Top of DATASET ENTRIES

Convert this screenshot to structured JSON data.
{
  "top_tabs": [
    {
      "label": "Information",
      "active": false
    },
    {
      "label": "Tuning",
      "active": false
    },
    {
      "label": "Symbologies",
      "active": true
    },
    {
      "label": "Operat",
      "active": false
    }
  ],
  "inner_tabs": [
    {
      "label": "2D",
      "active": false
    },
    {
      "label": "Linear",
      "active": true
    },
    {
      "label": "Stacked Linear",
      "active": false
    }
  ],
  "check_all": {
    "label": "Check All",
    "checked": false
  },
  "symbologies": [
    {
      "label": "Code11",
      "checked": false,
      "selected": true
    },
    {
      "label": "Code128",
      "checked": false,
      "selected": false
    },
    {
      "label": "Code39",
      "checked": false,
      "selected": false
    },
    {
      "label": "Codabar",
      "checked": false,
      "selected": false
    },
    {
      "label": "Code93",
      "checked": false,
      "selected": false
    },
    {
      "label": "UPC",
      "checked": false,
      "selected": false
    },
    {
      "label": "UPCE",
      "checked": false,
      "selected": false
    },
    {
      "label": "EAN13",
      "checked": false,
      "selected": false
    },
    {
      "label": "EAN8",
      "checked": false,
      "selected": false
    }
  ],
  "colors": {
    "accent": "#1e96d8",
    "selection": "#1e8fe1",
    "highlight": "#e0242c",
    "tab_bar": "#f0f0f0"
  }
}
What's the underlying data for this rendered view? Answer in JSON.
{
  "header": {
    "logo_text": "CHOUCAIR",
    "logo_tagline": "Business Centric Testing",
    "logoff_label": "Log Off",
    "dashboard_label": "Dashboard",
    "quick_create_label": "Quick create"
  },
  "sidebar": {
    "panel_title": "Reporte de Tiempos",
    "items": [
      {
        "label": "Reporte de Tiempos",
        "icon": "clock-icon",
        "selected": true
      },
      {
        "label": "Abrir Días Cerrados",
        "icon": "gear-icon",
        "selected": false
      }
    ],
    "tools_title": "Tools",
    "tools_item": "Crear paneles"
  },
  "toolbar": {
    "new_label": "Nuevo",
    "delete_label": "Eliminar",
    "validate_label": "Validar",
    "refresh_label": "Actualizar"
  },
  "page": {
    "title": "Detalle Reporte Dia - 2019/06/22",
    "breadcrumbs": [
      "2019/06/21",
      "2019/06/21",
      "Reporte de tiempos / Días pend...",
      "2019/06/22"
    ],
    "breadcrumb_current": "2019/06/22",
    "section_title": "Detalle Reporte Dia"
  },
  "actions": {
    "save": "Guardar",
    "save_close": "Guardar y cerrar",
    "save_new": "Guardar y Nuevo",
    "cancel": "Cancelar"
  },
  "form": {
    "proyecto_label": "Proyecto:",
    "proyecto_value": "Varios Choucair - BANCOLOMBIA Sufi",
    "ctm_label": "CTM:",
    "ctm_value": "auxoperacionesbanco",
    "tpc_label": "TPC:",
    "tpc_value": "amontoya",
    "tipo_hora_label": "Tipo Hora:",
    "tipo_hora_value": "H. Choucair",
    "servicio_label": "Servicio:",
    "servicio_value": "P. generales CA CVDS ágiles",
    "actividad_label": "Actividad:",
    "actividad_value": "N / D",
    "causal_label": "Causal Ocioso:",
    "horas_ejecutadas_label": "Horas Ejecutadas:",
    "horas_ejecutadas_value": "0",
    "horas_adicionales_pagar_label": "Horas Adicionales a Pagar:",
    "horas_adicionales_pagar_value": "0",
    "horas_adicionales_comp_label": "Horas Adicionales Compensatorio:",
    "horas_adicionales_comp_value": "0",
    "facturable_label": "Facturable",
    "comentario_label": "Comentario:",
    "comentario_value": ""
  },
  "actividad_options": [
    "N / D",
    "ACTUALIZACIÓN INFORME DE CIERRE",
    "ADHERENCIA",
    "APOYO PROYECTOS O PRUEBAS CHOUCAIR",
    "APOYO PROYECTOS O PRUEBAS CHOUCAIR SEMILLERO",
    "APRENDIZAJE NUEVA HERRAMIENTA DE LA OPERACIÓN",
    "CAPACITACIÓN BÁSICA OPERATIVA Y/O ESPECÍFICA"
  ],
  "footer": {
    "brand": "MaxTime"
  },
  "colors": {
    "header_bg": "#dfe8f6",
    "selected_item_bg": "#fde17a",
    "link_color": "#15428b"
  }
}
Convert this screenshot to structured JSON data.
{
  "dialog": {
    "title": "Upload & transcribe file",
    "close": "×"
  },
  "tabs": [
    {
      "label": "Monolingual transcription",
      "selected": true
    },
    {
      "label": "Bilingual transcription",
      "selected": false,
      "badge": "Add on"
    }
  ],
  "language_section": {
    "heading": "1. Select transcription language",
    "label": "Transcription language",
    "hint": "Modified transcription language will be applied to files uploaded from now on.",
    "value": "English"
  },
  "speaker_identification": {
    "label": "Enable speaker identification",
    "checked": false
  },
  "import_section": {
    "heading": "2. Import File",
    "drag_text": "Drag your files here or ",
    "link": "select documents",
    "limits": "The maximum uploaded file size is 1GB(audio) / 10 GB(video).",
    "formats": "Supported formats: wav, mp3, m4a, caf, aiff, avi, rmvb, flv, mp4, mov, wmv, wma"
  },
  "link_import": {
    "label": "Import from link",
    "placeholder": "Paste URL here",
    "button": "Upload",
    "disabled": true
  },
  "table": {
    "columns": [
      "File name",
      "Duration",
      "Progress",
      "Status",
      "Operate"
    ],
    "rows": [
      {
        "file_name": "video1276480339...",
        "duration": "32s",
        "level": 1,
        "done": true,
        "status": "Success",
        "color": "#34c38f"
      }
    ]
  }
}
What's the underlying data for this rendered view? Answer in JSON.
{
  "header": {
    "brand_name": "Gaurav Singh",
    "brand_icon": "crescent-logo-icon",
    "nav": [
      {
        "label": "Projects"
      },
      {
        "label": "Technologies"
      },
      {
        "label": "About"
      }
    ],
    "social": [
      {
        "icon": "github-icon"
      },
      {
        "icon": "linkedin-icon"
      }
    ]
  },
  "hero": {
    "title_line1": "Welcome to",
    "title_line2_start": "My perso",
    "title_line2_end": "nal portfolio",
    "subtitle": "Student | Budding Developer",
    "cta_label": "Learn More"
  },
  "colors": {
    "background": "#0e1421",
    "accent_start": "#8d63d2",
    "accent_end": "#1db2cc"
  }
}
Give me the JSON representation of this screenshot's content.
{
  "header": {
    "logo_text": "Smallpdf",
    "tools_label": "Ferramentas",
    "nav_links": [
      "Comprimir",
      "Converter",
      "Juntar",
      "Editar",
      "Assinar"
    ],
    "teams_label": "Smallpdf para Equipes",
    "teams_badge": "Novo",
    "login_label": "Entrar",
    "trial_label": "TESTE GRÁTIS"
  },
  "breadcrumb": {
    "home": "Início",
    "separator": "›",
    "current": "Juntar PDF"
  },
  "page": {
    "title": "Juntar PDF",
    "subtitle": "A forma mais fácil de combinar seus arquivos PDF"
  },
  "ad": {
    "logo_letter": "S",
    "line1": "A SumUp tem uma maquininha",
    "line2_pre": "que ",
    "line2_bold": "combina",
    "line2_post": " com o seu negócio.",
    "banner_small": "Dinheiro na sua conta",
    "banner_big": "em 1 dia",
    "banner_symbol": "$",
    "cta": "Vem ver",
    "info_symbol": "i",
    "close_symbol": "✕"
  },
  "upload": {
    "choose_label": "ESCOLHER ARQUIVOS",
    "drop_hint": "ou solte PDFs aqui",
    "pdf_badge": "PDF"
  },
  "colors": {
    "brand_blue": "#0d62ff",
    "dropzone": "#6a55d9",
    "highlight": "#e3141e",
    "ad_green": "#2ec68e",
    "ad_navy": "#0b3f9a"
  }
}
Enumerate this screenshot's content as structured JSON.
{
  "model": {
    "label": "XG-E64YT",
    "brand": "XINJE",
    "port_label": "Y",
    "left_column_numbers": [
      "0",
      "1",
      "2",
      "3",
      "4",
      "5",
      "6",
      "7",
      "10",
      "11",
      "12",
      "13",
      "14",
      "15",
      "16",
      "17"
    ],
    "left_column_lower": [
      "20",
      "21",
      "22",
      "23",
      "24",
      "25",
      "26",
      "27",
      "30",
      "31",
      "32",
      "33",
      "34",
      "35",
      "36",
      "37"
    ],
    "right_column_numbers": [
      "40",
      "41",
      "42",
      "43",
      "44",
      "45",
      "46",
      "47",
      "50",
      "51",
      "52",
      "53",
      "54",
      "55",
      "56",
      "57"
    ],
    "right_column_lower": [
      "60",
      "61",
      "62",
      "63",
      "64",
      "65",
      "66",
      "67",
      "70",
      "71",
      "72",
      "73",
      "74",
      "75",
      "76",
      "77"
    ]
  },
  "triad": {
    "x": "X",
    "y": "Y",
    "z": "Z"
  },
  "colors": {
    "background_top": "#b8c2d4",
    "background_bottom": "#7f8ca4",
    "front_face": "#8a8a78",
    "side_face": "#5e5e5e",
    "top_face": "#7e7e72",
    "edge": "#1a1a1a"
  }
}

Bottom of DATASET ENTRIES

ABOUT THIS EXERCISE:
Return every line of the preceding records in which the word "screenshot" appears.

ANSWER BELOW:
Convert this screenshot to structured JSON data.
Convert this screenshot to structured JSON data.
Give me the JSON representation of this screenshot's content.
Enumerate this screenshot's content as structured JSON.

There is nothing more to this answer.